The CJEU found that the preservation of the autonomy and of the particular nature of EU law precludes the arbitration obligations under the ECT from being imposed on EU Member States as between themselves.
The CJEU also found that the acquisition of a claim arising out of a mere electricity supply contract cannot, in itself, be regarded as aiming at undertaking an economic activity in the energy sector for the purpose of the definition of “investment” in the ECT. It noted that the investor’s claim did not arise from a contract connected with an investment under Article 1(6)(c) of the ECT as the contractual relationship concerned only the supply of electricity, irrespective of whether an economic contribution was necessary in order for a commercial transaction to constitute an investment.

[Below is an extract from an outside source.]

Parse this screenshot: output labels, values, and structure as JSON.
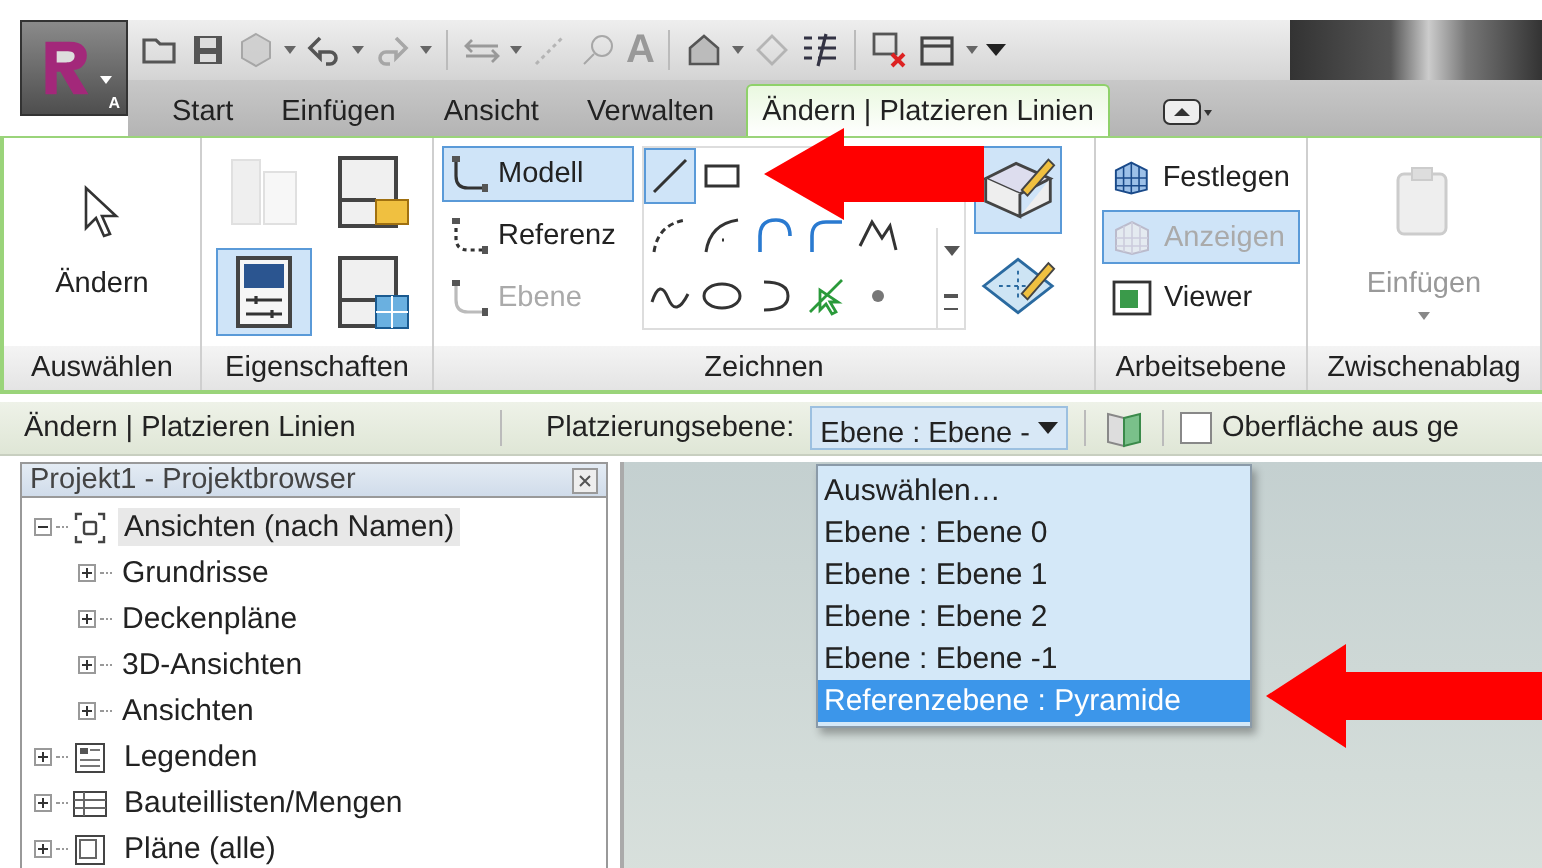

The CJEU’s ruling regarding the validity of intra-EU ECT arbitrations raises issues under the law of treaties, as codified in the Vienna Convention on the Law of Treaties (VCLT), especially the principle of effectiveness of treaties. The ruling effectively creates a separate legal regime for non-EU investors under the ECT, thereby imposing an inequality of arms between EU and non-EU investors relying on the ECT protection. The multilateral nature of the ECT does in fact matter because the ECT enshrines the common intention and obligations of all of the parties to the ECT, and not just the EU.
As arbitral tribunals constituted under investment treaties, including the ECT, are not part of the EU judicial system, it remains to be seen if the CJEU’s extension of the legal effect of Achmea to the ECT will have any bearing on such tribunals’ rulings regarding their own jurisdiction. The ruling nevertheless adds to the considerable legal uncertainty in relation to the enforcement of intra-EU ECT awards. The CJEU’s ruling likely will cause some investors to seek to avoid EU-based arbitral seats in order to steer clear of a preliminary reference to the CJEU or the post-award blocking effects to which this ruling might give rise. Indeed, even if arbitrators sitting in intra-EU ECT arbitrations were to reject the CJEU’s decision in Komstroy—as most arbitral tribunals have done in relation to the Achmea decision—, there is nevertheless an increased likelihood that an EU Member State on the losing end of any intra-EU award, will invoke the Komstroy decision to challenge and/or resist the enforcement of such an award. To avoid the challenges and uncertainty that inevitably will arise from the Komstroy decision, investors wishing to benefit from the ECT’s protections should seek counsel on how to (re)structure their investments from outside the EU and tailor their dispute resolution options by choosing World Bank (ICSID) arbitration rather than UNCITRAL arbitration and by seating any ECT arbitrations outside the EU.